It was long after midnight ere we broke up; but when the rest had retired, Zeke, with the true thrift of a Yankee, salted down what was left of the meat.

The next day was Sunday; and at my request, Shorty accompanied me to Afrehitoo—a neighbouring bay, and the seat of a mission, almost directly opposite Papeetee. In Afrehitoo is a large church and school-house, both quite dilapidated; and planted amid shrubbery on a fine knoll, stands a very tasteful cottage, commanding a view across the channel. In passing, I caught sight of a graceful calico skirt disappearing from the piazza through a doorway. The place was the residence of the missionary.

A trim little sail-boat was dancing out at her moorings, a few yards from the beach.

Straggling over the low lands in the vicinity were several native huts—untidy enough—but much better every way than most of those in Tahiti.

We attended service at the church, where we found but a small congregation; and after what I had seen in Papeetee, nothing very interesting took place. But the audience had a curious, fidgety look, which I knew not how to account for until we ascertained that a sermon with the eighth commandment for a text was being preached.

It seemed that there lived an Englishman in the district, who, like our friends, the planters, was cultivating Tombez potatoes for the Papeetee market.

In spite of all his precautions, the natives were in the habit of making nocturnal forays into his inclosure, and carrying off the potatoes. One night he fired a fowling-piece, charged with pepper and salt, at several shadows which he discovered stealing across his premises. They fled. But it was like seasoning anything else; the knaves stole again with a greater relish than ever; and the very next night, he caught a party in the act of roasting a basketful of potatoes under his own cooking-shed. At last, he stated his grievances to the missionary; who, for the benefit of his congregation, preached the sermon we heard.
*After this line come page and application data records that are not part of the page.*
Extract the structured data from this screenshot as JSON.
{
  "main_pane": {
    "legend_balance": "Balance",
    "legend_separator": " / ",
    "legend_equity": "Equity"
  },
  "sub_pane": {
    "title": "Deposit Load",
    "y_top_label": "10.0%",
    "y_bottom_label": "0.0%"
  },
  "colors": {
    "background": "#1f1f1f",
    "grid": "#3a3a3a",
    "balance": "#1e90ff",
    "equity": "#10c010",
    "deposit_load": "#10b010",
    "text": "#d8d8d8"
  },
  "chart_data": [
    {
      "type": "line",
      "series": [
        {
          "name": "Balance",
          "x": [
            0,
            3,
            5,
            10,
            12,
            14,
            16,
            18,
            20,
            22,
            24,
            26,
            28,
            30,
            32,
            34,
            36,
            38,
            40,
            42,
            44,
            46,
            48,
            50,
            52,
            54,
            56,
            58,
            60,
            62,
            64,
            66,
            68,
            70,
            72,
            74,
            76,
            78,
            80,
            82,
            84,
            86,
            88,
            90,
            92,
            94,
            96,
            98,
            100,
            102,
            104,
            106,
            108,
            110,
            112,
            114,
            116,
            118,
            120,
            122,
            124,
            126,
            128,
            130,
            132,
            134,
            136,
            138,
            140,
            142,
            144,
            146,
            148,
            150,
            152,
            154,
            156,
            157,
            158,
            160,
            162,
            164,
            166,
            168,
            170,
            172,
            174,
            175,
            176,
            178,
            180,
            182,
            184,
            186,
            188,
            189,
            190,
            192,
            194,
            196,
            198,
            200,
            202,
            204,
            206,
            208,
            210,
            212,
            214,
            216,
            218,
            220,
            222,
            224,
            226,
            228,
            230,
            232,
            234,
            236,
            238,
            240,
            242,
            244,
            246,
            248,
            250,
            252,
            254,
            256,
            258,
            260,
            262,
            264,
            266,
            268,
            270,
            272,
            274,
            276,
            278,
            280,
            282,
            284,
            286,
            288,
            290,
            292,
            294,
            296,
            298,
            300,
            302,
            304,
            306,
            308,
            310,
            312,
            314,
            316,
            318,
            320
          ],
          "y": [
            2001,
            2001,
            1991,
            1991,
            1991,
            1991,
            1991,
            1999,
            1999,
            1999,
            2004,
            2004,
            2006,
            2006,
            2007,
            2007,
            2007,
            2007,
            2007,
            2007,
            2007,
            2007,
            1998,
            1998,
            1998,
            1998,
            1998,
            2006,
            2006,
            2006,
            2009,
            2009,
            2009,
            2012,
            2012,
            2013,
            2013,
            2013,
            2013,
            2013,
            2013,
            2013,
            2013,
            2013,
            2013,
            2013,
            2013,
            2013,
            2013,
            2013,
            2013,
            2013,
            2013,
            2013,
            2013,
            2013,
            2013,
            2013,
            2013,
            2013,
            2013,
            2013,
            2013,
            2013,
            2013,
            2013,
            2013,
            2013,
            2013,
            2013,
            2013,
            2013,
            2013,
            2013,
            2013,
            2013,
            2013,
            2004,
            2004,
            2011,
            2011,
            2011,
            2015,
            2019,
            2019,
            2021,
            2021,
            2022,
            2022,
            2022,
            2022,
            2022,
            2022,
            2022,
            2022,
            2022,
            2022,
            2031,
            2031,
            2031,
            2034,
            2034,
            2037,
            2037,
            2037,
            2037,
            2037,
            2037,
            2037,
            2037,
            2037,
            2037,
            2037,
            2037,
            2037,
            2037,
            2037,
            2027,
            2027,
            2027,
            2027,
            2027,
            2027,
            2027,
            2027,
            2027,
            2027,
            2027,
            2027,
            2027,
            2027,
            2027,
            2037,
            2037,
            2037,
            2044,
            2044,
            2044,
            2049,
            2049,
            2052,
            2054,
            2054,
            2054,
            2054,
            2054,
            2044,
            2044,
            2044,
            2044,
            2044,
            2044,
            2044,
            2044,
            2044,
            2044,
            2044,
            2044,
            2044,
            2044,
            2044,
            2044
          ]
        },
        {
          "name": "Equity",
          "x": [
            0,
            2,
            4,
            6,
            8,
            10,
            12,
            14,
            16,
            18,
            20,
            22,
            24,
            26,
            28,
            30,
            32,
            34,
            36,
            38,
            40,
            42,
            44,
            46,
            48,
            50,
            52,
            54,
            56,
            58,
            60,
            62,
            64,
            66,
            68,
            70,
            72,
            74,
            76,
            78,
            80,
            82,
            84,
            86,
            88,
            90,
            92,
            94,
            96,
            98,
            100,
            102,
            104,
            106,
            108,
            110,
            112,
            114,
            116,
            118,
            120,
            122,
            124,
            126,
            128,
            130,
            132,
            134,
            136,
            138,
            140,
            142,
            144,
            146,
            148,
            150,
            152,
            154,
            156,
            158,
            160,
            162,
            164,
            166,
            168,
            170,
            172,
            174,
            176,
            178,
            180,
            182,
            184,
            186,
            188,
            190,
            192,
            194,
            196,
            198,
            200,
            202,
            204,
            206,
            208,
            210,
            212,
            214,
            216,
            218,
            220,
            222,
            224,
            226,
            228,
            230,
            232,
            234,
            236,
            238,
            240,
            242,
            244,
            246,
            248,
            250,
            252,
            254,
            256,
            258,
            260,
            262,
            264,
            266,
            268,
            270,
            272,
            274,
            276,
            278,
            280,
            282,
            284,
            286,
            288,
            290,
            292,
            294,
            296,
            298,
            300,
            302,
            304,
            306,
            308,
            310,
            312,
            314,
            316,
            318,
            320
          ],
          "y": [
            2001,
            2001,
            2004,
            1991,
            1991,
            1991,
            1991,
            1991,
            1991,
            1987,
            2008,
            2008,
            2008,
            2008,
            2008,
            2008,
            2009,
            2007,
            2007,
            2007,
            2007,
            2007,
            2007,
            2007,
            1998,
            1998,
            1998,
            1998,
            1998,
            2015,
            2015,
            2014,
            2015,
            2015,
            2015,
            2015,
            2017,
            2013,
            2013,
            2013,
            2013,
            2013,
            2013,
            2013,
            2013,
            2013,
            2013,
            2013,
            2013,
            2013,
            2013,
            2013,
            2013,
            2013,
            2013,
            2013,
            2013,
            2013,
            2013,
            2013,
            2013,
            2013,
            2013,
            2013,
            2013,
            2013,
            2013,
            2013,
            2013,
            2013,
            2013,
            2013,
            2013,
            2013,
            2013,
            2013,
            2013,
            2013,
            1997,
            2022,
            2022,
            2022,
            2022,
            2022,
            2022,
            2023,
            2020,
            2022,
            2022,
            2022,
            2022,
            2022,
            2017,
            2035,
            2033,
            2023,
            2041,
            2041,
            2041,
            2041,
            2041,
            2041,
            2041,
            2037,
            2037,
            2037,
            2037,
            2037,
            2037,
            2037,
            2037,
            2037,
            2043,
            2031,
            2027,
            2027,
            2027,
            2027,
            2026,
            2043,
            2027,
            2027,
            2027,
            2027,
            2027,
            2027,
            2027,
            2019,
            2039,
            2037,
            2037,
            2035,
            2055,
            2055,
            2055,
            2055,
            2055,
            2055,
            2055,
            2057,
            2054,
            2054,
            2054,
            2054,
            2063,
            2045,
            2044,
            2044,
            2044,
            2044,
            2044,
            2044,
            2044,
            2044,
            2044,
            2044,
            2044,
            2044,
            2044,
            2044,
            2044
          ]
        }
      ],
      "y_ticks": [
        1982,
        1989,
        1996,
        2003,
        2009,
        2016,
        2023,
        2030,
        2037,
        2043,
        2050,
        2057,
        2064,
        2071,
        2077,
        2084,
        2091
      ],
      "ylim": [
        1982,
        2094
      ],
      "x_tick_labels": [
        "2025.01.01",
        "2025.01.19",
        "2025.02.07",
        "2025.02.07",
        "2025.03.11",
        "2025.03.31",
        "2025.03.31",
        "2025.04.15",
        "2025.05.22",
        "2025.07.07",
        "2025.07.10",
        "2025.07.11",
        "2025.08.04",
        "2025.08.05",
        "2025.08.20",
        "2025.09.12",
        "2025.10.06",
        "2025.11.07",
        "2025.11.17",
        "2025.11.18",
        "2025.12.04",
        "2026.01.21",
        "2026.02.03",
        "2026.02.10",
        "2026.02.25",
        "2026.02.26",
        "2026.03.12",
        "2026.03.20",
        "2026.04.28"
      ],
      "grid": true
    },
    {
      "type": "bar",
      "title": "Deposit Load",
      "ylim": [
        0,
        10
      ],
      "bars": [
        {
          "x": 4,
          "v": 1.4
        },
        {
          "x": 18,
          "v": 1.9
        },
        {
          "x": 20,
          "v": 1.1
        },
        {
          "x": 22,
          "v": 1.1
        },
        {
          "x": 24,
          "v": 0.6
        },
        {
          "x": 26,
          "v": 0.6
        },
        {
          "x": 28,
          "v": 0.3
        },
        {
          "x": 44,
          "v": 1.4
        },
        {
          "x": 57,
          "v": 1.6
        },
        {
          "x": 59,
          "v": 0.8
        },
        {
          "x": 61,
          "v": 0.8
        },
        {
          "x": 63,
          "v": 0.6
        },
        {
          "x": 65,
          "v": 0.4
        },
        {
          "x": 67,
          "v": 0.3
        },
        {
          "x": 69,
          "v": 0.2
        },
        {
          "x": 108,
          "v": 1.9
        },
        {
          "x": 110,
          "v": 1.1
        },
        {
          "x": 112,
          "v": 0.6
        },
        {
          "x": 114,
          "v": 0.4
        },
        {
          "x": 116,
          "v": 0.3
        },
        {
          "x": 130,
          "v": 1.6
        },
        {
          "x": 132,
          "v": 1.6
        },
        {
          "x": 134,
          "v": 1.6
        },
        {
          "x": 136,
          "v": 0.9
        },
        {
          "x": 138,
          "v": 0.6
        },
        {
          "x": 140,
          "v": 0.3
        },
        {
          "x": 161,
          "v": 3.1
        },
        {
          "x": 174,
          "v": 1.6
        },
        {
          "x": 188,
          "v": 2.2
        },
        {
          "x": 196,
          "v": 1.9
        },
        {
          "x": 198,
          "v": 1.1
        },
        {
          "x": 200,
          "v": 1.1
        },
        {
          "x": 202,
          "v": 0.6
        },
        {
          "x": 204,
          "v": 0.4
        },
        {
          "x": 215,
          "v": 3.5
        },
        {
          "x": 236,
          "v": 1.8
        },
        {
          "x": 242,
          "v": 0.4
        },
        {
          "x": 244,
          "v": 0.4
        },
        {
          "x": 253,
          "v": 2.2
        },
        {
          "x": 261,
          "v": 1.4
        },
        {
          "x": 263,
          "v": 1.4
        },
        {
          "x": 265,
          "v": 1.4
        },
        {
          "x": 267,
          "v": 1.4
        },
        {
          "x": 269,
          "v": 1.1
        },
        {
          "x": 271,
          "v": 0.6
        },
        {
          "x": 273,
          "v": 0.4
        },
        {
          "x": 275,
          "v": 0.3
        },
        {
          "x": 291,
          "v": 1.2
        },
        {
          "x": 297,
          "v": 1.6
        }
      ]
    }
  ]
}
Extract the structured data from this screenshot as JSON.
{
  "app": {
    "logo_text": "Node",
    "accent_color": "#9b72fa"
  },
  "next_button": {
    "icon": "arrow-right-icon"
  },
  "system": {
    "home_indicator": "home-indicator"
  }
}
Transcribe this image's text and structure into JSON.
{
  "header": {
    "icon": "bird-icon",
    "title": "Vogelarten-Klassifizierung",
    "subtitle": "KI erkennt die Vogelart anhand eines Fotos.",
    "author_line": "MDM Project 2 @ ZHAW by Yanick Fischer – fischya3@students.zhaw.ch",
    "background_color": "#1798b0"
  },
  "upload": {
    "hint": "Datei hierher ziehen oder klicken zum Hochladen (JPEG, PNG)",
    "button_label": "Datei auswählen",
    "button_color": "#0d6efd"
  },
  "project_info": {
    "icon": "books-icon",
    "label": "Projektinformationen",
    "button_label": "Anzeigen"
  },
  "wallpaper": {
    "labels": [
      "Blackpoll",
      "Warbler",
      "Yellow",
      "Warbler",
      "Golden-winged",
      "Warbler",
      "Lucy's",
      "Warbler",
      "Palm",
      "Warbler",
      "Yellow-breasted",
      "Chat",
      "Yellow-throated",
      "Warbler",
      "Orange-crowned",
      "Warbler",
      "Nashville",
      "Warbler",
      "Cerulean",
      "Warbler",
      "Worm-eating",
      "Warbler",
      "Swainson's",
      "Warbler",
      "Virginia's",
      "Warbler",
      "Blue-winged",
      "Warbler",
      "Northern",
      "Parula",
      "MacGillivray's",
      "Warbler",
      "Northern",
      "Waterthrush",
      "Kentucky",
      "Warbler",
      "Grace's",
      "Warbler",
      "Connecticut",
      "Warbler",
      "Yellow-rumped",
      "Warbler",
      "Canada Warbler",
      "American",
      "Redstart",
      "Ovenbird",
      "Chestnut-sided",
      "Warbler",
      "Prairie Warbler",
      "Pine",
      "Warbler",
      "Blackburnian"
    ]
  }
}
Now, there were no thieves in Martair; but then, the people of the valley were bribed to be honest. It was a regular business transaction between them and the planters. In consideration of so many potatoes "to them in hand, duly paid," they were to abstain from all depredations upon the plantation. Another security against roguery was the permanent residence upon the premises of their chief, Tonoi.

On our return to Martair in the afternoon, we found the doctor and Zeke making themselves comfortable. The latter was reclining on the ground, pipe in mouth, watching the doctor, who, sitting like a Turk, before a large iron kettle, was slicing potatoes and Indian turnip, and now and then shattering splinters from a bone; all of which, by turns, were thrown into the pot. He was making what he called "Bullock broth."

In gastronomic affairs, my friend was something of an artist; and by way of improving his knowledge, did nothing the rest of the day but practise in what might be called Experimental Cookery: broiling and grilling, and deviling slices of meat, and subjecting them to all sorts of igneous operations. It was the first fresh beef that either of us had tasted in more than a year.

"Oh, ye'll pick up arter a while, Peter," observed Zeke toward night, as Long Ghost was turning a great rib over the coals—"what d'ye think, Paul?"

"He'll get along, I dare say," replied I; "he only wants to get those cheeks of his tanned." To tell the truth, I was not a little pleased to see the doctor's reputation as an invalid fading away so fast; especially as, on the strength of his being one, he had promised to have such easy times of it, and very likely, too, at my expense.

It ain't what you don't know that gets you into trouble. It's what you know for sure that just ain't so.